Update: Clinic Coalition Obtains Leave to Intervene in Supreme Court Appeal
As reported in CELA’s July e-bulletin, CELA is a member of a specialty clinic coalition that proposed to intervene in an upcoming Supreme Court of Canada appeal involving the public interest standing test. The clinic coalition recently announced that the Supreme Court has granted the six clinics leave to intervene in this important appeal, which is scheduled to be argued in November 2021.
Update – Federal Election Impact on Pending Bills
With this month’s federal election call, a number of federal environmental bills were at a critical phase in the parliamentary process, including Bill C-28, an Act to amend the Canadian Environmental Protection Act (CEPA), and Bill C-230, an Act respecting the development of a national strategy to redress environmental racism.
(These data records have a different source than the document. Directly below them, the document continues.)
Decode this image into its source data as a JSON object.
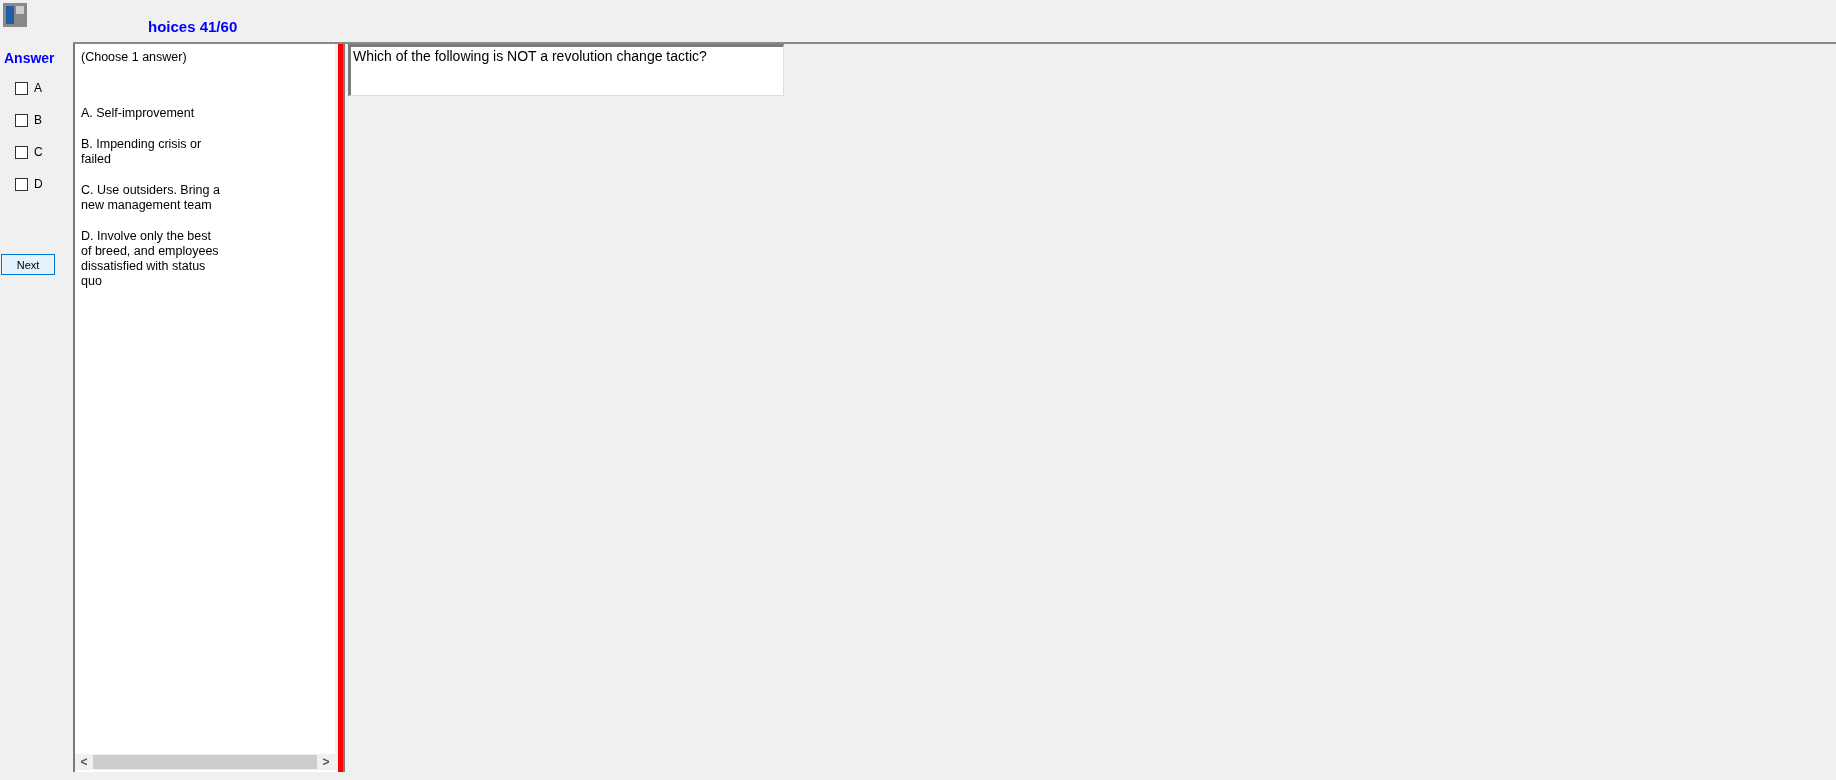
{
  "title": "hoices 41/60",
  "answer_panel": {
    "heading": "Answer",
    "options": [
      {
        "label": "A",
        "checked": false
      },
      {
        "label": "B",
        "checked": false
      },
      {
        "label": "C",
        "checked": false
      },
      {
        "label": "D",
        "checked": false
      }
    ],
    "next_button": "Next"
  },
  "choices_panel": {
    "instruction": "(Choose 1 answer)",
    "choices": [
      "A.  Self-improvement",
      "B.  Impending crisis or failed",
      "C.  Use outsiders. Bring a new management team",
      "D.  Involve only the best of breed, and employees dissatisfied with status quo"
    ],
    "scroll_left": "<",
    "scroll_right": ">"
  },
  "question": "Which of the following is NOT a revolution change tactic?"
}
With parliament being dissolved, these bills will “die on the order paper”. In order for legislation that hasn’t been passed to be considered in the next session of Parliament, it must be reintroduced, starting the review process over again.
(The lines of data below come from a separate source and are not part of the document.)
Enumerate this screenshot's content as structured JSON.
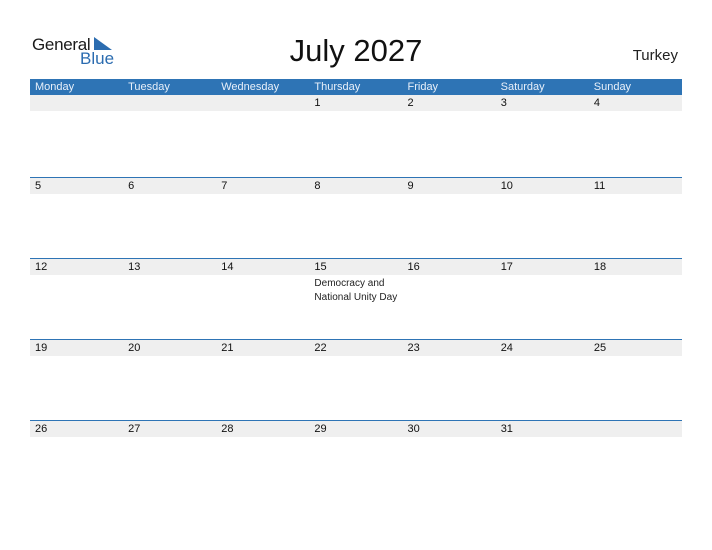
{
  "logo": {
    "line1": "General",
    "line2": "Blue",
    "icon": "triangle-flag-icon"
  },
  "title": "July 2027",
  "country": "Turkey",
  "colors": {
    "accent": "#2e74b5",
    "strip": "#efefef"
  },
  "weekdays": [
    "Monday",
    "Tuesday",
    "Wednesday",
    "Thursday",
    "Friday",
    "Saturday",
    "Sunday"
  ],
  "weeks": [
    [
      "",
      "",
      "",
      "1",
      "2",
      "3",
      "4"
    ],
    [
      "5",
      "6",
      "7",
      "8",
      "9",
      "10",
      "11"
    ],
    [
      "12",
      "13",
      "14",
      "15",
      "16",
      "17",
      "18"
    ],
    [
      "19",
      "20",
      "21",
      "22",
      "23",
      "24",
      "25"
    ],
    [
      "26",
      "27",
      "28",
      "29",
      "30",
      "31",
      ""
    ]
  ],
  "events": {
    "2.3": "Democracy and National Unity Day"
  }
}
Climate Change Review of Marathon Palladium Mine
CELA and Environment North recently responded to the Environmental Impact Statement for a proposed palladium mine in Marathon, ON. Finding a critical lack of greenhouse gas reporting and review of climate impacts, Environment North has asked the Impact Assessment Agency to pause the process until the environmental assessment demonstrates that climate change has been incorporated within the process and at a minimum, all direct emissions have been responsibly measured and offset. Read the full comments here.
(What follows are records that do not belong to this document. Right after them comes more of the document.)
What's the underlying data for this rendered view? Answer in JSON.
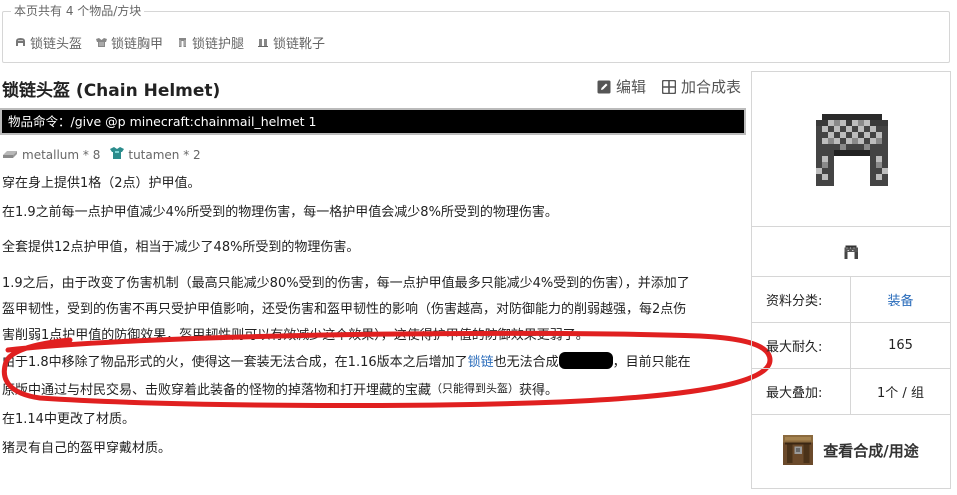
{
  "set": {
    "legend": "本页共有 4 个物品/方块",
    "items": [
      {
        "label": "锁链头盔",
        "icon": "helmet-icon"
      },
      {
        "label": "锁链胸甲",
        "icon": "chestplate-icon"
      },
      {
        "label": "锁链护腿",
        "icon": "leggings-icon"
      },
      {
        "label": "锁链靴子",
        "icon": "boots-icon"
      }
    ]
  },
  "title": "锁链头盔 (Chain Helmet)",
  "actions": {
    "edit": "编辑",
    "add_recipe": "加合成表"
  },
  "command": "物品命令：/give @p minecraft:chainmail_helmet 1",
  "materials": [
    {
      "label": "metallum * 8",
      "icon": "metallum-icon"
    },
    {
      "label": "tutamen * 2",
      "icon": "tutamen-icon"
    }
  ],
  "paragraphs": {
    "p1": "穿在身上提供1格（2点）护甲值。",
    "p2": "在1.9之前每一点护甲值减少4%所受到的物理伤害，每一格护甲值会减少8%所受到的物理伤害。",
    "p3": "全套提供12点护甲值，相当于减少了48%所受到的物理伤害。",
    "p4_line1": "1.9之后，由于改变了伤害机制（最高只能减少80%受到的伤害，每一点护甲值最多只能减少4%受到的伤害），并添加了",
    "p4_line2": "盔甲韧性，受到的伤害不再只受护甲值影响，还受伤害和盔甲韧性的影响（伤害越高，对防御能力的削弱越强，每2点伤",
    "p4_line3": "害削弱1点护甲值的防御效果，盔甲韧性则可以有效减少这个效果），这使得护甲值的防御效果更弱了。",
    "p5_part1": "由于1.8中移除了物品形式的火，使得这一套装无法合成，在1.16版本之后增加了",
    "p5_link": "锁链",
    "p5_part2": "也无法合成",
    "p5_part3": "，目前只能在",
    "p5_line2a": "原版中通过与村民交易、击败穿着此装备的怪物的掉落物和打开埋藏的宝藏",
    "p5_line2_small": "（只能得到头盔）",
    "p5_line2b": "获得。",
    "p6": "在1.14中更改了材质。",
    "p7": "猪灵有自己的盔甲穿戴材质。"
  },
  "panel": {
    "rows": [
      {
        "key": "资料分类:",
        "value": "装备",
        "link": true
      },
      {
        "key": "最大耐久:",
        "value": "165",
        "link": false
      },
      {
        "key": "最大叠加:",
        "value": "1个 / 组",
        "link": false
      }
    ],
    "recipe_label": "查看合成/用途"
  },
  "colors": {
    "link": "#2a6cbb",
    "annotation": "#e02020",
    "command_bg": "#000000"
  }
}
Photo Credit – Kathleen Cooper
Webinar: Justice & Health Community Forum: An Environmental Law Lens on the Social Determinants of Health
The Canadian Environmental Law Association (CELA) is pleased to be co-hosting a Community Forum with the Community Advocacy & Legal Centre (CALC) discussing environmental health and justice perspectives on the social determinants of health. The session will talk about CELA’s work on access to justice, pollution prevention, and public health and safety, with a particular focus on how we address climate change impacts on vulnerable communities, our work to protect drinking water, indoor environmental health issues, and exposures to toxic substances. Registration is required.
Recording Available: Willing or Not? Nuclear Waste Burial and Community Consent?
Canada’s nuclear industry is engaged in a multi-year process to secure a burial location for all of Canada’s high level radioactive waste.
After a decade of investigation, the Nuclear Waste Management Organization (NWMO) has now shortlisted two candidate sites, one in each of northwestern and southwestern Ontario. Claiming throughout this process that their search is for an “informed and willing host”, the NWMO has still not defined how “willingness” will be measured, or who makes up the community that can grant consent.
This webinar, originally aired on July 28th, explores questions around consent and willingness in the context of the very long term challenge of nuclear waste. Who decides? And who decides who the decision-makers are? The presentation slides and online recording are available here.
Recording Available: “Making the Links” in Northern Ontario
This webinar highlights the connections between environment, health and industry in Northern Ontario, and demonstrates how you can use the law to prevent harm to you, your community, and the environment. The presentation slides and online recording are avialable here.
Update: Water Conversations
CELA has opted to postpone Episode Three of Water Conversations. While we very much want to host a conversation about Ways of Knowing, and Indigenous and Settler dialogues, we want to take the time to plan this session with the consideration and thought it deserves. We also do not wish to compete with the other excellent initiatives that are taking place in the same timeframe, including, for example, Watershed 2021 – People’s Water Convention, being hosted by Wellington Water Watchers on October 16th.